(Work instructions): Report, from the records below, every line where the word "COMING" appears.

(Stored data entries)
- - - -

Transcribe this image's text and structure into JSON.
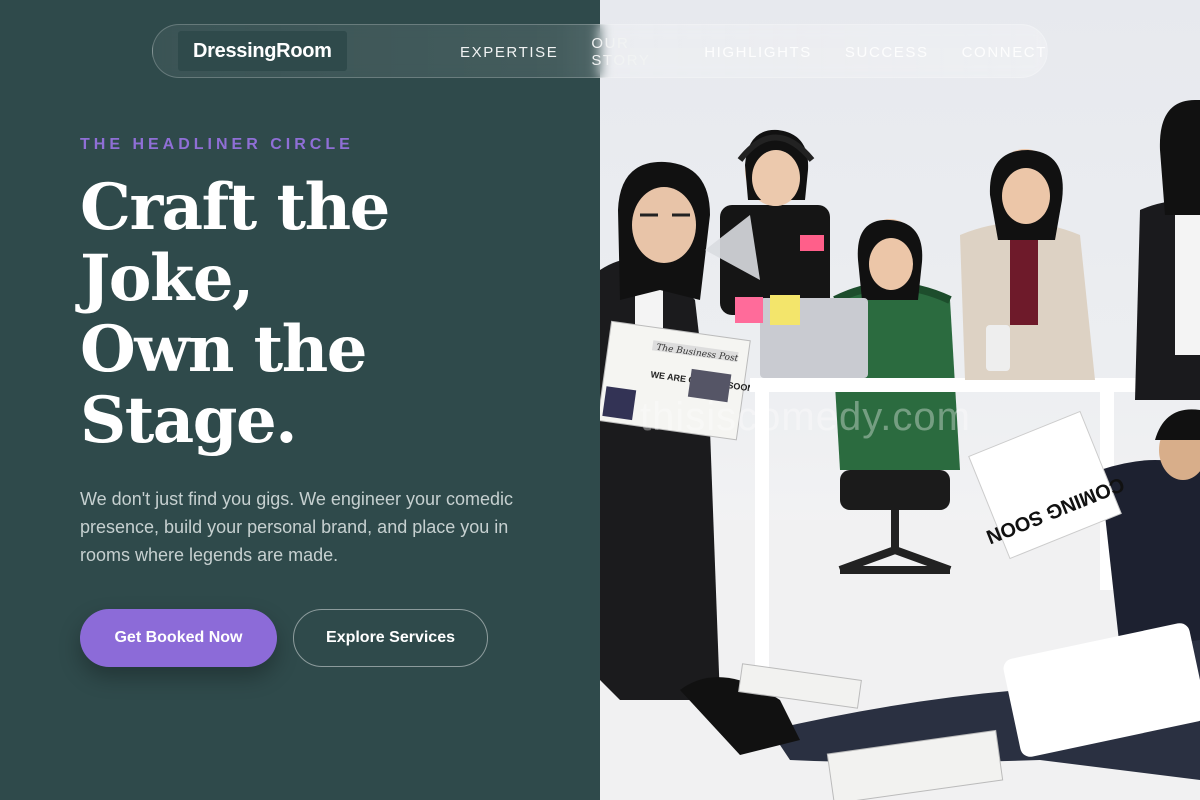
{
  "brand": {
    "name": "DressingRoom"
  },
  "nav": {
    "links": [
      "EXPERTISE",
      "OUR STORY",
      "HIGHLIGHTS",
      "SUCCESS",
      "CONNECT"
    ]
  },
  "hero": {
    "eyebrow": "THE HEADLINER CIRCLE",
    "headline_lines": [
      "Craft the",
      "Joke,",
      "Own the",
      "Stage."
    ],
    "lede": "We don't just find you gigs. We engineer your comedic presence, build your personal brand, and place you in rooms where legends are made.",
    "primary_cta": "Get Booked Now",
    "secondary_cta": "Explore Services"
  },
  "photo": {
    "sign_text": "COMING SOON",
    "newspaper_masthead": "The Business Post",
    "newspaper_headline": "WE ARE COMING SOON",
    "watermark": "thisiscomedy.com"
  },
  "colors": {
    "background": "#2f4a4b",
    "accent": "#8c6bd8",
    "eyebrow": "#8f6fd6"
  }
}
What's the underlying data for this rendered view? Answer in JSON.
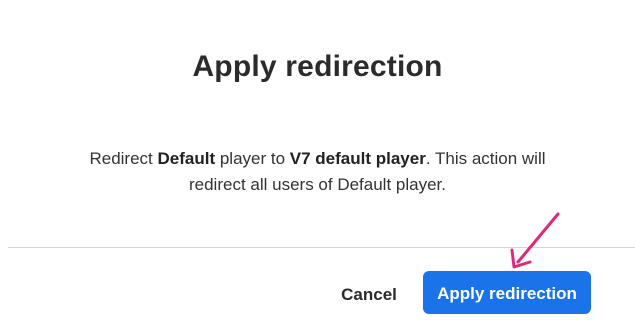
{
  "dialog": {
    "title": "Apply redirection",
    "message": {
      "part1": "Redirect ",
      "source_player": "Default",
      "part2": " player to ",
      "target_player": "V7 default player",
      "part3": ". This action will redirect all users of Default player."
    },
    "cancel_label": "Cancel",
    "apply_label": "Apply redirection"
  },
  "colors": {
    "primary": "#1a73e8",
    "annotation_arrow": "#e0287a",
    "divider": "#d6d6d6"
  },
  "icons": {
    "annotation": "arrow-pointer-icon"
  }
}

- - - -

(Worked solution):
    "sign_text": "COMING SOON",
    "newspaper_headline": "WE ARE COMING SOON",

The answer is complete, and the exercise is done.